Justice Motswagole in 2013 declared some provisions that prescribe the death penalty unconstitutional when sentencing Masoko who was accused of the murder of his girlfriend Gloria Zwemisi on 27 February 2006 in Francistown. Masoko has already spent close to 9 years in prison. In his judgement, Motswagole scrapped Section 203 of the Penal Code which prescribes the death penalty. He pointed out that the problem with section 203 is that it does not afford the persons convicted of murder equal treatment and equal opportunity, and it seriously undermines the individualisation of the enquiry on the imposition of the ultimate penalty by excluding well known sentencing principles and usual mitigating factors.
This prompted the prosecution in the case to lodge an appeal challenging the scrapping of the section and pleaded that the convict be sentenced. The prosecution and the defence concurred that there were extenuating circumstances that led to the commissioning of the crime. In this regard, a panel of five COA judges led by its President Ian Kirby afforded the convict’s lawyer Kgosietsile Ngaakaagae to lead mitigation to plead with the court to give his client a lenient sentence.
In its findings the appeals court said the appeal by the prosecution succeeds that the accused should be given a sentence. The court also set aside the decision by Justice Motswagole that section 203 of the Penal Code is unconstitutional. The court further set aside Justice Motswagole’s conclusion that there are no extenuating circumstances. The judges indicated that the 20 years was arrived at after balancing the mitigating factors with aggravating factors in this case.

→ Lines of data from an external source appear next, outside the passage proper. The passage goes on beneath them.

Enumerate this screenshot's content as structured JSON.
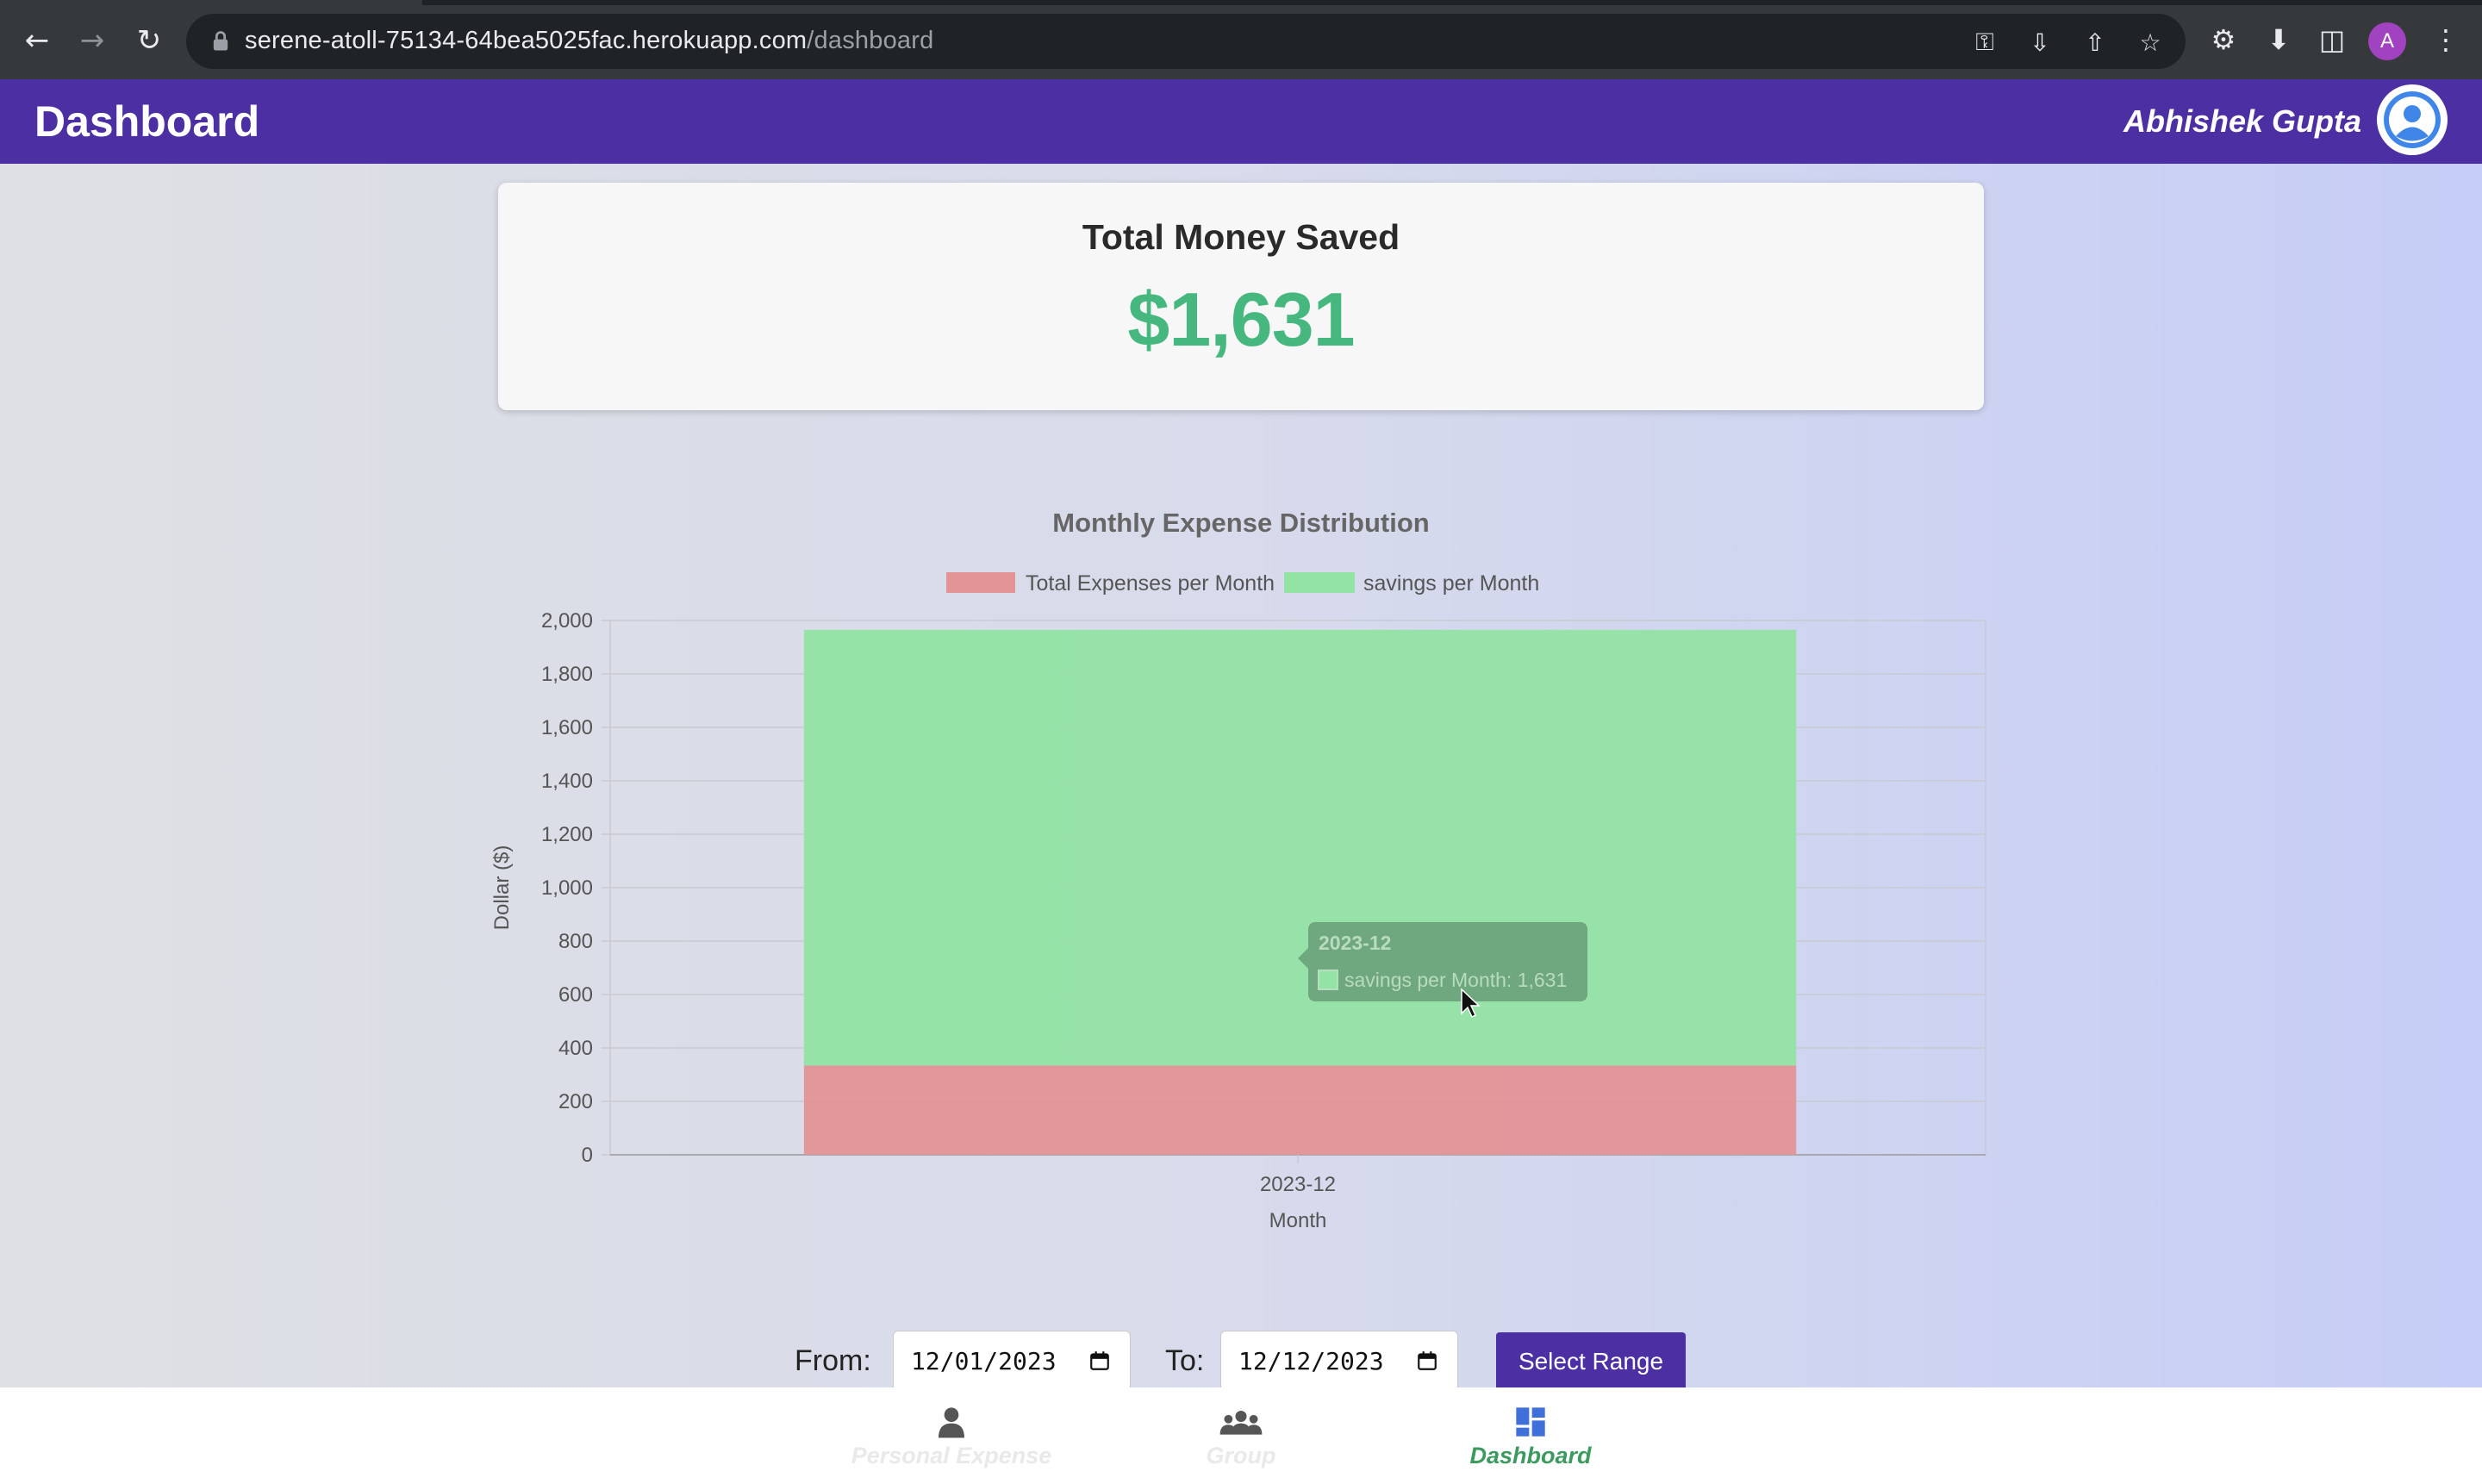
{
  "browser": {
    "url_host": "serene-atoll-75134-64bea5025fac.herokuapp.com",
    "url_path": "/dashboard",
    "profile_initial": "A"
  },
  "header": {
    "title": "Dashboard",
    "user_name": "Abhishek Gupta"
  },
  "summary": {
    "title": "Total Money Saved",
    "amount": "$1,631"
  },
  "chart_data": {
    "type": "bar",
    "stacked": true,
    "title": "Monthly Expense Distribution",
    "xlabel": "Month",
    "ylabel": "Dollar ($)",
    "categories": [
      "2023-12"
    ],
    "ylim": [
      0,
      2000
    ],
    "yticks": [
      "0",
      "200",
      "400",
      "600",
      "800",
      "1,000",
      "1,200",
      "1,400",
      "1,600",
      "1,800",
      "2,000"
    ],
    "legend_position": "top",
    "grid": true,
    "series": [
      {
        "name": "Total Expenses per Month",
        "values": [
          334
        ],
        "color": "#e39497"
      },
      {
        "name": "savings per Month",
        "values": [
          1631
        ],
        "color": "#92e3a4"
      }
    ],
    "tooltip": {
      "title": "2023-12",
      "text": "savings per Month: 1,631"
    }
  },
  "range": {
    "from_label": "From:",
    "from_value": "12/01/2023",
    "to_label": "To:",
    "to_value": "12/12/2023",
    "button_label": "Select Range"
  },
  "bottom_nav": {
    "items": [
      {
        "label": "Personal Expense",
        "icon": "person-icon"
      },
      {
        "label": "Group",
        "icon": "group-icon"
      },
      {
        "label": "Dashboard",
        "icon": "dashboard-icon"
      }
    ]
  }
}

During mitigation, Ngakaagae said the convict has the chance of turning a new leaf in his life. He has been of good conduct during his entire stay behind bars. He stated that his client joined the military as a private at the age of 18 and served this country well until he was dismissed from work in 2005. “He was dismissed from work for fighting his bosses over the deceased. He got involved in altercations with two of his superiors and the second incident was the one on the fateful day when the deceased lost her life. I plead that the court should factor in the time he spent in prison. He was not a danger to society it was just an unfortunate incident. He was intoxicated at the time and the murder was not premeditated. The alcohol was not about fortifying himself, he drank because he was under emotional stress,” argued Ngakaagae who pleaded with the court to consider a sentence less than 15 years.
The Prosecution led by Senior Counsel Susan Mangori of the Directorate of Public Prosecution (DPP) said when coming to the determination of which sentence to impose the judges should bear in mind that there is evidence that the deceased lived in fear even though it was not proven that this was premeditated murder.